And because my students are being culturally trained to fear ambiguity, they are at a huge disadvantage in trying to be empathetic. It is a similar phenomenon to when I discovered that some of my students do not "wonder" at all during the course of a day. It makes "wondering and wandering" a hard skill to practice. In a similar manner, many of my students spend most of their day trying to avoid ambiguity every time they come across it.
In order to be good at empathy, you have be well practiced in contradiction and multiplicity. In short, you have to understand ambiguity and embrace it. This is what I explored in an earlier post on Walt Whitman and his capacity for empathy on a cosmic scale. As Whitman warned us in "Song of Myself, "Do I contradict myself?/Very well then I contradict myself,/ (I am large, I contain multitudes.)" Any teacher trying to move their students towards empathy would do well to have a sophisticated theory of what will be the major difficulties on that journey. One of the major difficulties will be embracing ambiguity and having a clear idea idea of where in each lesson this possibility will arise.
Interestingly, a new study recently released by the University of Toronto addresses this precise problem. Part of the study reads, "Are you uncomfortable with ambiguity? It’s a common condition, but a highly problematic one. The compulsion to quell that unease can inspire snap judgments, rigid thinking, and bad decision-making. Fortunately, new research suggests a simple antidote for this affliction: read more literary fiction. The study goes on to talk about how reading fiction in certain ways may increase people's capacity for "disorder and uncertainty" and increase "sophisticated thinking and greater creativity." The reader, they conclude, "can simulate the thinking styles of people he or she might personally dislike. One can think along and even feel with Humbert Humbert in Lolita, no matter how offensive one finds this character."
And, in one of those "the world speaks to you" moments that happen in experience-based learning, a friend sent me Joss Wheldon's recent commencement address at Wesleyan University. Toward the end Wheldon's speculates,
"Our culture] is not long on contradiction or ambiguity. … It likes things to be simple, it likes things to be pigeonholed—good or bad, black or white, blue or red. And we’re not that. We’re more interesting than that. And the way that we go into the world understanding is to have these contradictions in ourselves and see them in other people and not judge them for it. To know that, in a world where debate has kind of fallen away and given way to shouting and bullying, that the best thing is not just the idea of honest debate, the best thing is losing the debate, because it means that you learn something and you changed your position.

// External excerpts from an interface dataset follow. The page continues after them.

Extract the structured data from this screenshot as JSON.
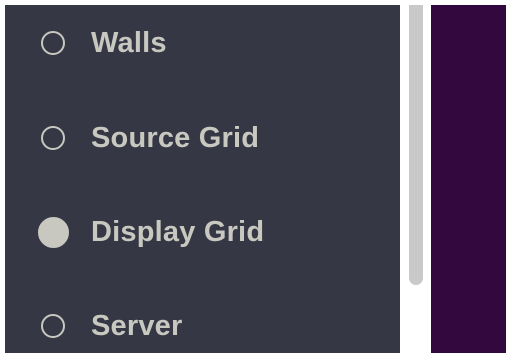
{
  "options": [
    {
      "label": "Walls",
      "checked": false
    },
    {
      "label": "Source Grid",
      "checked": false
    },
    {
      "label": "Display Grid",
      "checked": true
    },
    {
      "label": "Server",
      "checked": false
    }
  ],
  "colors": {
    "panel_bg": "#353844",
    "text": "#c8c8c0",
    "right_pane_bg": "#32083f",
    "scrollbar_thumb": "#c9c9c9"
  },
  "icons": {
    "radio_unchecked": "radio-unchecked-icon",
    "radio_checked": "radio-checked-icon"
  }
}
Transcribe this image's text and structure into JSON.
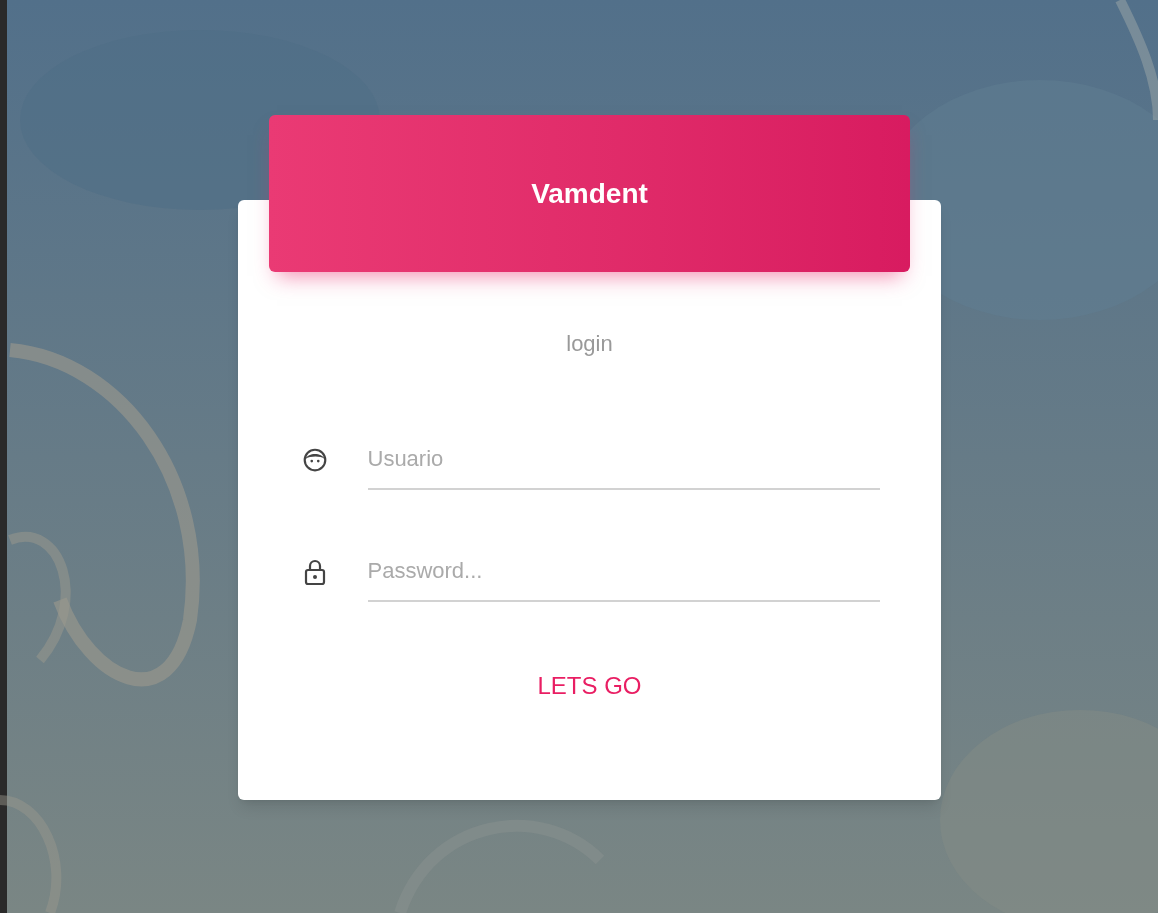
{
  "header": {
    "title": "Vamdent"
  },
  "subtitle": "login",
  "fields": [
    {
      "kind": "user",
      "placeholder": "Usuario"
    },
    {
      "kind": "password",
      "placeholder": "Password..."
    }
  ],
  "submit": {
    "label": "LETS GO"
  }
}
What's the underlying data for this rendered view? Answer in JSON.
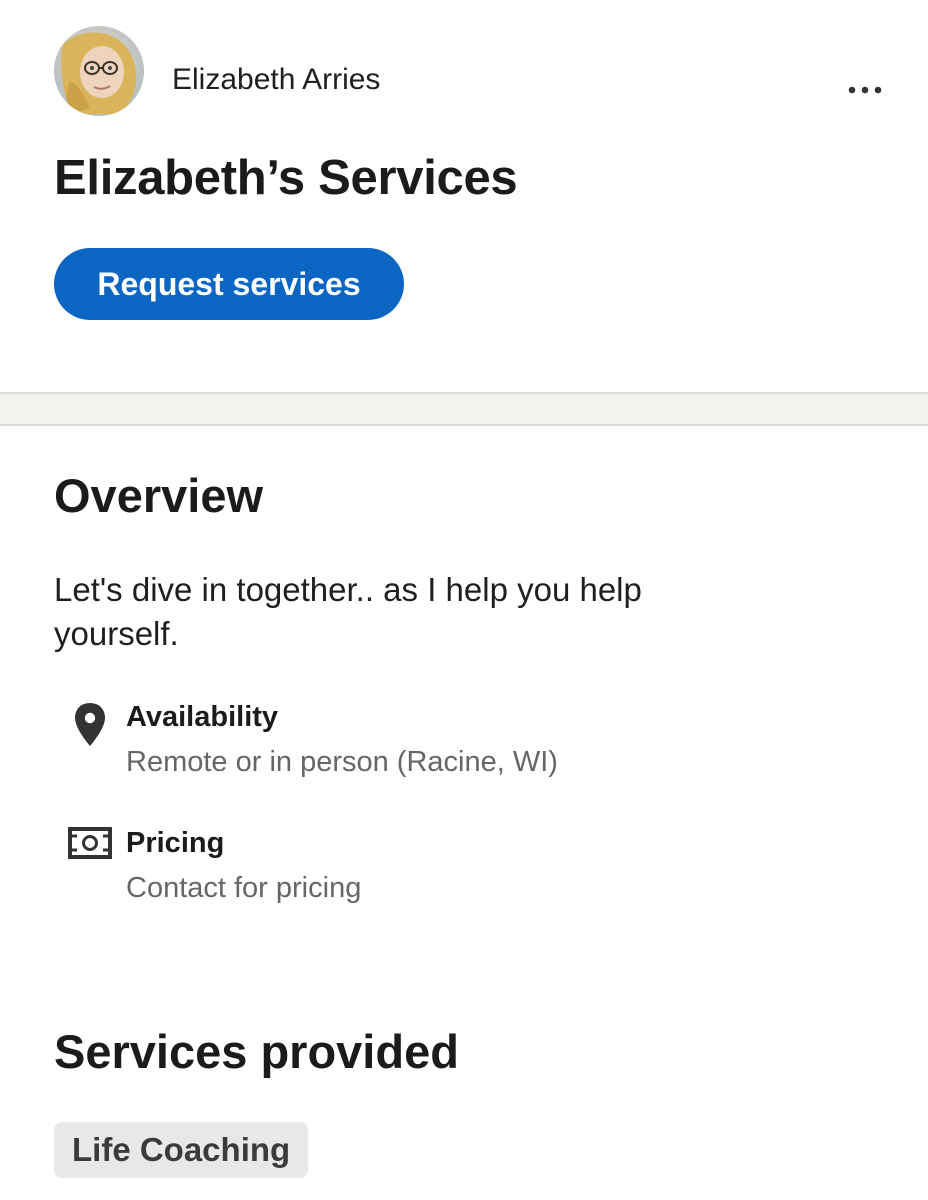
{
  "profile": {
    "name": "Elizabeth Arries",
    "avatar_icon": "user-photo-avatar",
    "more_icon": "more-horizontal-icon"
  },
  "page": {
    "title": "Elizabeth’s Services",
    "request_button_label": "Request services"
  },
  "overview": {
    "title": "Overview",
    "description": "Let's dive in together.. as I help you help yourself.",
    "items": [
      {
        "icon": "location-pin-icon",
        "label": "Availability",
        "value": "Remote or in person (Racine, WI)"
      },
      {
        "icon": "money-bill-icon",
        "label": "Pricing",
        "value": "Contact for pricing"
      }
    ]
  },
  "services": {
    "title": "Services provided",
    "items": [
      "Life Coaching"
    ]
  },
  "colors": {
    "accent": "#0a66c2",
    "divider_band": "#f3f2ef",
    "pill_background": "#e8e8e8",
    "secondary_text": "#666666"
  }
}
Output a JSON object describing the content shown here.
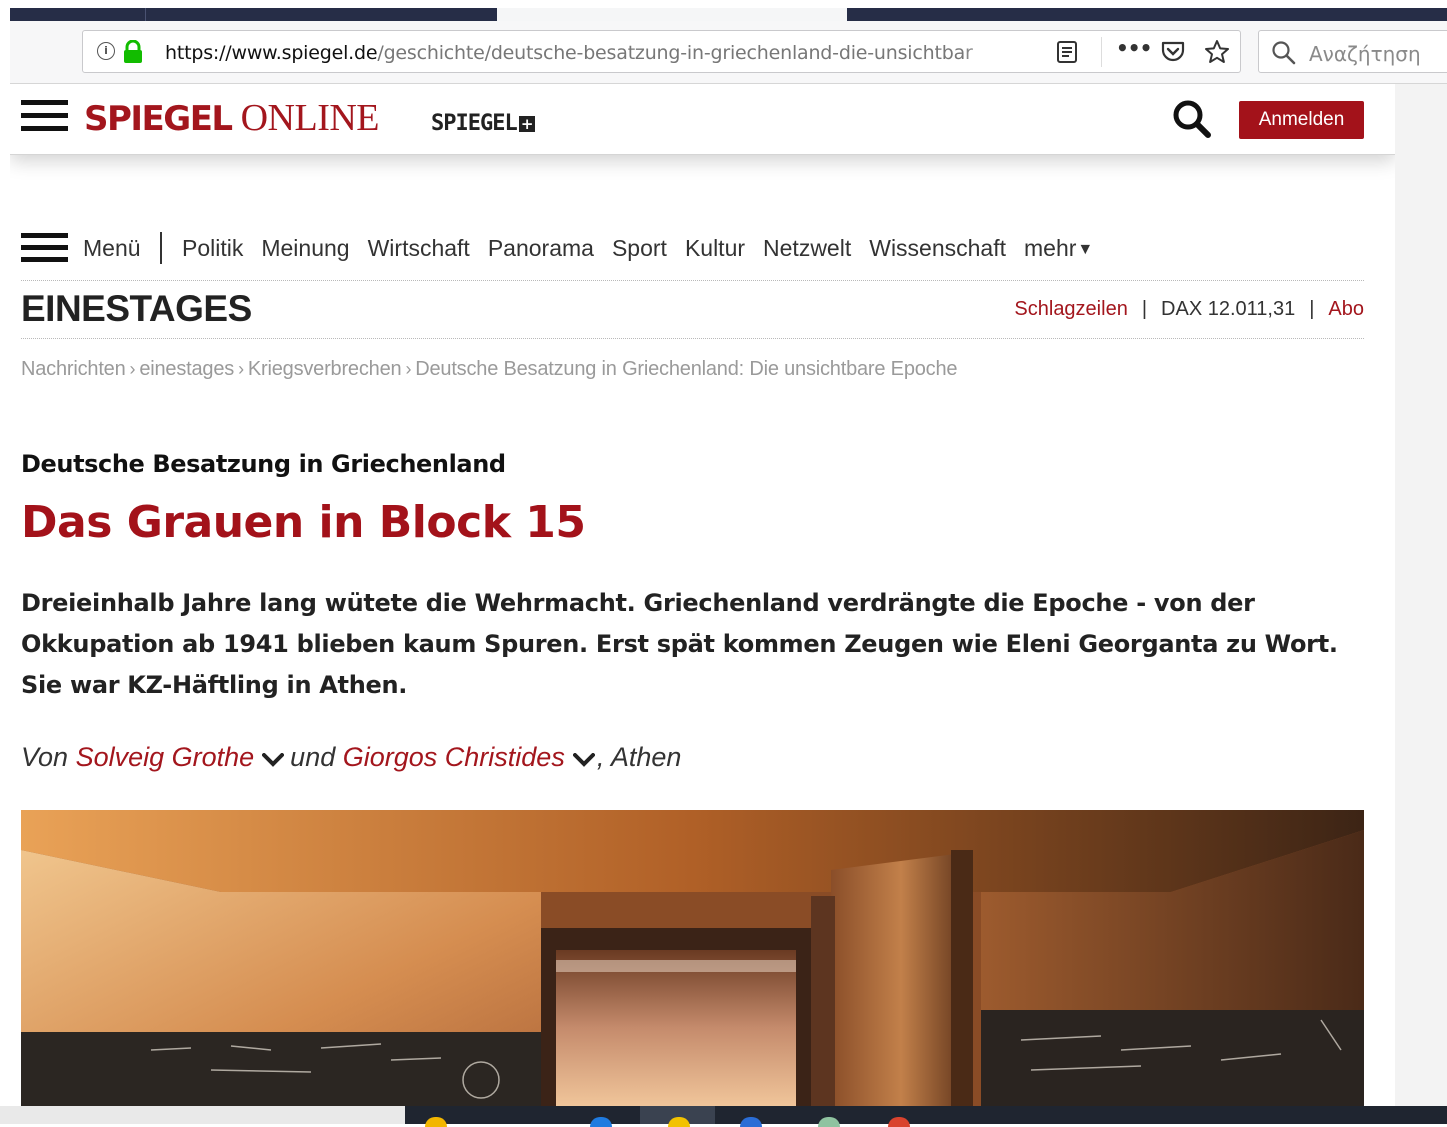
{
  "browser": {
    "url_host": "https://www.spiegel.de",
    "url_path": "/geschichte/deutsche-besatzung-in-griechenland-die-unsichtbar",
    "search_placeholder": "Αναζήτηση"
  },
  "header": {
    "logo_part1": "SPIEGEL",
    "logo_part2": "ONLINE",
    "plus_logo": "SPIEGEL",
    "plus_glyph": "+",
    "login_label": "Anmelden"
  },
  "nav": {
    "menu_label": "Menü",
    "items": [
      "Politik",
      "Meinung",
      "Wirtschaft",
      "Panorama",
      "Sport",
      "Kultur",
      "Netzwelt",
      "Wissenschaft",
      "mehr"
    ],
    "more_arrow": "▼"
  },
  "section": {
    "title": "EINESTAGES",
    "headlines_link": "Schlagzeilen",
    "dax": "DAX 12.011,31",
    "abo_link": "Abo"
  },
  "breadcrumb": [
    "Nachrichten",
    "einestages",
    "Kriegsverbrechen",
    "Deutsche Besatzung in Griechenland: Die unsichtbare Epoche"
  ],
  "article": {
    "kicker": "Deutsche Besatzung in Griechenland",
    "headline": "Das Grauen in Block 15",
    "teaser": "Dreieinhalb Jahre lang wütete die Wehrmacht. Griechenland verdrängte die Epoche - von der Okkupation ab 1941 blieben kaum Spuren. Erst spät kommen Zeugen wie Eleni Georganta zu Wort. Sie war KZ-Häftling in Athen.",
    "byline_von": "Von",
    "author1": "Solveig Grothe",
    "byline_und": "und",
    "author2": "Giorgos Christides",
    "byline_place": ", Athen"
  },
  "colors": {
    "brand_red": "#a3161d",
    "tabstrip": "#262d47",
    "taskbar": "#1f2530"
  },
  "icons": [
    "info-icon",
    "lock-icon",
    "reader-view-icon",
    "more-actions-icon",
    "pocket-icon",
    "bookmark-star-icon",
    "search-icon",
    "hamburger-menu-icon",
    "chevron-down-icon"
  ]
}
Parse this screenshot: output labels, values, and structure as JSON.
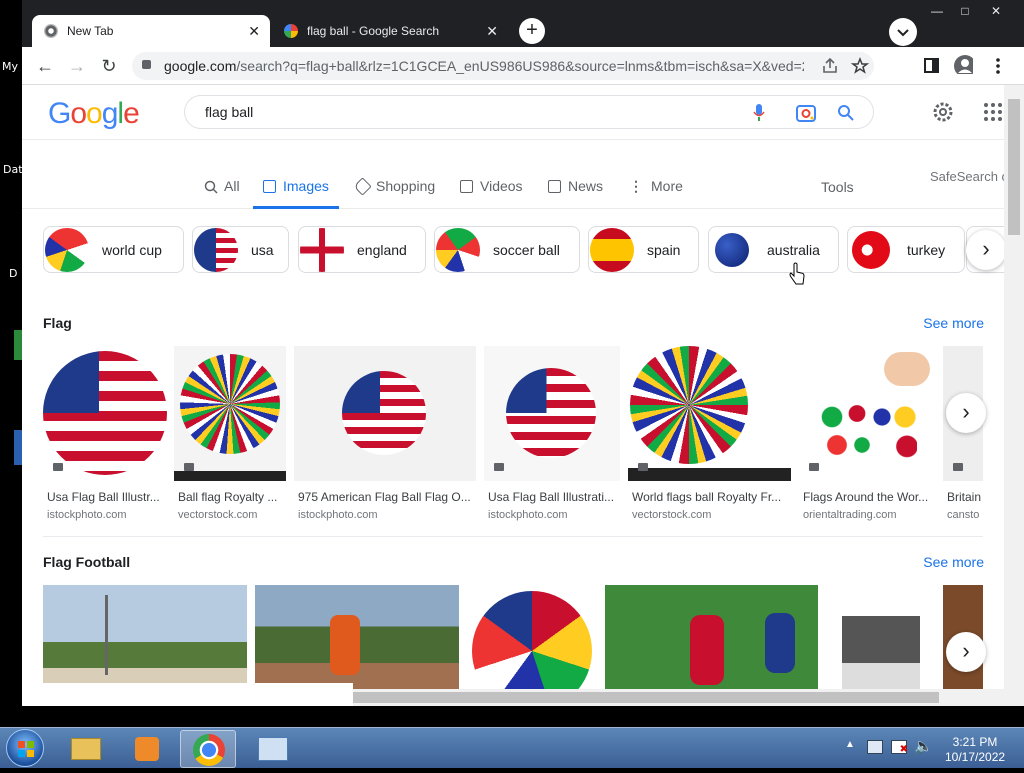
{
  "desktop": {
    "labels": [
      "My",
      "Dat",
      "D"
    ]
  },
  "browser": {
    "tabs": [
      {
        "title": "New Tab"
      },
      {
        "title": "flag ball - Google Search"
      }
    ],
    "new_tab_label": "+",
    "url_domain": "google.com",
    "url_rest": "/search?q=flag+ball&rlz=1C1GCEA_enUS986US986&source=lnms&tbm=isch&sa=X&ved=2ah..."
  },
  "google": {
    "logo": "Google",
    "query": "flag ball",
    "nav_tabs": [
      "All",
      "Images",
      "Shopping",
      "Videos",
      "News",
      "More"
    ],
    "tools": "Tools",
    "safesearch": "SafeSearch o",
    "chips": [
      "world cup",
      "usa",
      "england",
      "soccer ball",
      "spain",
      "australia",
      "turkey"
    ],
    "sections": [
      {
        "title": "Flag",
        "see_more": "See more",
        "items": [
          {
            "caption": "Usa Flag Ball Illustr...",
            "source": "istockphoto.com"
          },
          {
            "caption": "Ball flag Royalty ...",
            "source": "vectorstock.com"
          },
          {
            "caption": "975 American Flag Ball Flag O...",
            "source": "istockphoto.com"
          },
          {
            "caption": "Usa Flag Ball Illustrati...",
            "source": "istockphoto.com"
          },
          {
            "caption": "World flags ball Royalty Fr...",
            "source": "vectorstock.com"
          },
          {
            "caption": "Flags Around the Wor...",
            "source": "orientaltrading.com"
          },
          {
            "caption": "Britain",
            "source": "cansto"
          }
        ]
      },
      {
        "title": "Flag Football",
        "see_more": "See more"
      }
    ]
  },
  "taskbar": {
    "time": "3:21 PM",
    "date": "10/17/2022"
  },
  "colors": {
    "chrome_dark": "#202124",
    "link_blue": "#1a73e8",
    "taskbar": "#3b5f94"
  }
}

The only way really to understand your position and its worth is to understand the opposite...This connection is part of contradiction. It is the tension I was talking about. This tension isn’t about two opposite points, it’s about the line in between them, and it’s being stretched by them. We need to acknowledge and honor that tension, and the connection that that tension is a part of. Our connection not just to the people we love, but to everybody, including people we can’t stand and wish weren’t around. The connection we have is part of what defines us on such a basic level."
As is often the case in experience-based learning, it is the quality of our relationship (what Wheldon calls the "connection") that is the determining feature of what we learn. How can we learn to endure, even embrace, that tension? If we do that, I believe, we increase our capacity for empathy.